Steve Earle released his tribute album to songwriter Guy Clark last week. In Rolling Stone‘s video series “The First Time,” he recounts his first meeting with the no-nonsense Clark, who along with Townes Van Zandt, became creative north stars for Earle.
Both introductions didn’t start off particularly well, with Clark poking fun at Earle’s hat while he played pool and Van Zandt attending one of his gigs — and incessantly calling for him to sing “Wabash Cannonball.” “I’m being heckled by my hero,” Earle recalls.
The “Copperhead Road” singer also talks about his introduction to activism (taking up collections for the first Earth Day and sabotaging construction equipment by putting sugar in the gas tanks); the first album he ever bought (Sgt. Pepper’s Lonely Hearts Club Band); and the country song to first make him cry (“If We Make It Through December” by Merle Haggard).
On Earle’s new album Guy, he sings his personal favorites of Clark, including “Desperados Waiting for a Train,” “Dublin Blues” and “The Randall Knife,” which Earle says he almost didn’t record because it was too intimidating. Ultimately, he decided to cut it first.
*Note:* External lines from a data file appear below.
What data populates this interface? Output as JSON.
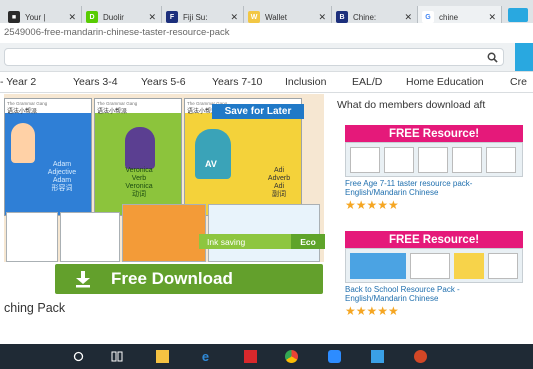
{
  "tabs": [
    {
      "title": "Your |",
      "favicon_color": "#2b2b2b",
      "favicon_text": "■"
    },
    {
      "title": "Duolir",
      "favicon_color": "#58cc02",
      "favicon_text": "D"
    },
    {
      "title": "Fiji Su:",
      "favicon_color": "#1c2f7c",
      "favicon_text": "F"
    },
    {
      "title": "Wallet",
      "favicon_color": "#f2c744",
      "favicon_text": "W"
    },
    {
      "title": "Chine:",
      "favicon_color": "#1c2f7c",
      "favicon_text": "B"
    },
    {
      "title": "chine",
      "favicon_color": "#ffffff",
      "favicon_text": "G"
    }
  ],
  "url": "2549006-free-mandarin-chinese-taster-resource-pack",
  "search": {
    "placeholder": ""
  },
  "nav": [
    "- Year 2",
    "Years 3-4",
    "Years 5-6",
    "Years 7-10",
    "Inclusion",
    "EAL/D",
    "Home Education",
    "Cre"
  ],
  "product": {
    "save_label": "Save for Later",
    "ink_saving_label": "Ink saving",
    "eco_label": "Eco",
    "download_label": "Free Download",
    "title": "ching Pack",
    "sheets": [
      {
        "gang": "The Grammar Gang",
        "cn": "语法小帮派",
        "color": "#2f7fd6",
        "words": [
          "Adam",
          "Adjective",
          "Adam",
          "形容词"
        ]
      },
      {
        "gang": "The Grammar Gang",
        "cn": "语法小帮派",
        "color": "#8cc43c",
        "words": [
          "Veronica",
          "Verb",
          "Veronica",
          "动词"
        ]
      },
      {
        "gang": "The Grammar Gang",
        "cn": "语法小帮派",
        "color": "#f4d23a",
        "words": [
          "Adi",
          "Adverb",
          "Adi",
          "副词"
        ]
      }
    ],
    "badge_letters": "AV"
  },
  "sidebar": {
    "title": "What do members download aft",
    "cards": [
      {
        "banner": "FREE Resource!",
        "title": "Free Age 7-11 taster resource pack-English/Mandarin Chinese",
        "stars": "★★★★★"
      },
      {
        "banner": "FREE Resource!",
        "title": "Back to School Resource Pack - English/Mandarin Chinese",
        "stars": "★★★★★"
      }
    ]
  },
  "taskbar": [
    {
      "name": "cortana-icon",
      "color": "#ffffff"
    },
    {
      "name": "task-view-icon",
      "color": "#ffffff"
    },
    {
      "name": "file-explorer-icon",
      "color": "#f5c242"
    },
    {
      "name": "edge-icon",
      "color": "#2f8ad8"
    },
    {
      "name": "acrobat-icon",
      "color": "#d8282c"
    },
    {
      "name": "chrome-icon",
      "color": "#4caf50"
    },
    {
      "name": "zoom-icon",
      "color": "#2d8cff"
    },
    {
      "name": "network-icon",
      "color": "#3aa0e6"
    },
    {
      "name": "powerpoint-icon",
      "color": "#d24726"
    }
  ],
  "colors": {
    "download_green": "#63a02c",
    "eco_green": "#8dc63f",
    "resource_pink": "#e5197a",
    "save_blue": "#2079c7"
  }
}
“To me that was like your first day in jail. You pick out the biggest guy in the yard and you knock him out and then you get to keep your radio,” he told Rolling Stone. “I just knew to tackle that first.”